Goal of the exercise -
Write out each entry word for word.
____________________
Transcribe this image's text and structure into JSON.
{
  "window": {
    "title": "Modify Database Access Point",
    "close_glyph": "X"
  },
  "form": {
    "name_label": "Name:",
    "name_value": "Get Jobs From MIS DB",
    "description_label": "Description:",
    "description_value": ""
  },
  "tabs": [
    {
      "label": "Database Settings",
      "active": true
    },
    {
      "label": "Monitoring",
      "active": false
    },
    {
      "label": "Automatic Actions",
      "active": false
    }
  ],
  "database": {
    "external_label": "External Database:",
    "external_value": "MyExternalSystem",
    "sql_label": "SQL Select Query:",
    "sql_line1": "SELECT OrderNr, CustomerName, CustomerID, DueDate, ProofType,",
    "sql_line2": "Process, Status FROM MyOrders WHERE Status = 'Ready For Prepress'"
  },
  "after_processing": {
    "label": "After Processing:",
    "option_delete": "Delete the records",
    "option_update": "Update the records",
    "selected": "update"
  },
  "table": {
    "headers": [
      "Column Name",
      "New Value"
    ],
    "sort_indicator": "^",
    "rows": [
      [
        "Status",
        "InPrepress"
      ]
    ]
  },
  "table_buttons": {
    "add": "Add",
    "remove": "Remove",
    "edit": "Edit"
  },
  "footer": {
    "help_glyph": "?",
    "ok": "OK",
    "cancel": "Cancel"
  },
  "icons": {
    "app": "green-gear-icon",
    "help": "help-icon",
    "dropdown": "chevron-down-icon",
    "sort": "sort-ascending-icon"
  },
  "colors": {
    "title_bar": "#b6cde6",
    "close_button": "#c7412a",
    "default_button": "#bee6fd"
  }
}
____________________
Solution for this problem -
Transcribe this image's text and structure into JSON.
{
  "window": {
    "title": "Modify Database Access Point",
    "close_glyph": "X"
  },
  "form": {
    "name_label": "Name:",
    "name_value": "Get Jobs From MIS DB",
    "description_label": "Description:",
    "description_value": ""
  },
  "tabs": [
    {
      "label": "Database Settings",
      "active": true
    },
    {
      "label": "Monitoring",
      "active": false
    },
    {
      "label": "Automatic Actions",
      "active": false
    }
  ],
  "database": {
    "external_label": "External Database:",
    "external_value": "MyExternalSystem",
    "sql_label": "SQL Select Query:",
    "sql_line1": "SELECT OrderNr, CustomerName, CustomerID, DueDate, ProofType,",
    "sql_line2": "Process, Status FROM MyOrders WHERE Status = 'Ready For Prepress'"
  },
  "after_processing": {
    "label": "After Processing:",
    "option_delete": "Delete the records",
    "option_update": "Update the records",
    "selected": "update"
  },
  "table": {
    "headers": [
      "Column Name",
      "New Value"
    ],
    "sort_indicator": "^",
    "rows": [
      [
        "Status",
        "InPrepress"
      ]
    ]
  },
  "table_buttons": {
    "add": "Add",
    "remove": "Remove",
    "edit": "Edit"
  },
  "footer": {
    "help_glyph": "?",
    "ok": "OK",
    "cancel": "Cancel"
  },
  "icons": {
    "app": "green-gear-icon",
    "help": "help-icon",
    "dropdown": "chevron-down-icon",
    "sort": "sort-ascending-icon"
  },
  "colors": {
    "title_bar": "#b6cde6",
    "close_button": "#c7412a",
    "default_button": "#bee6fd"
  }
}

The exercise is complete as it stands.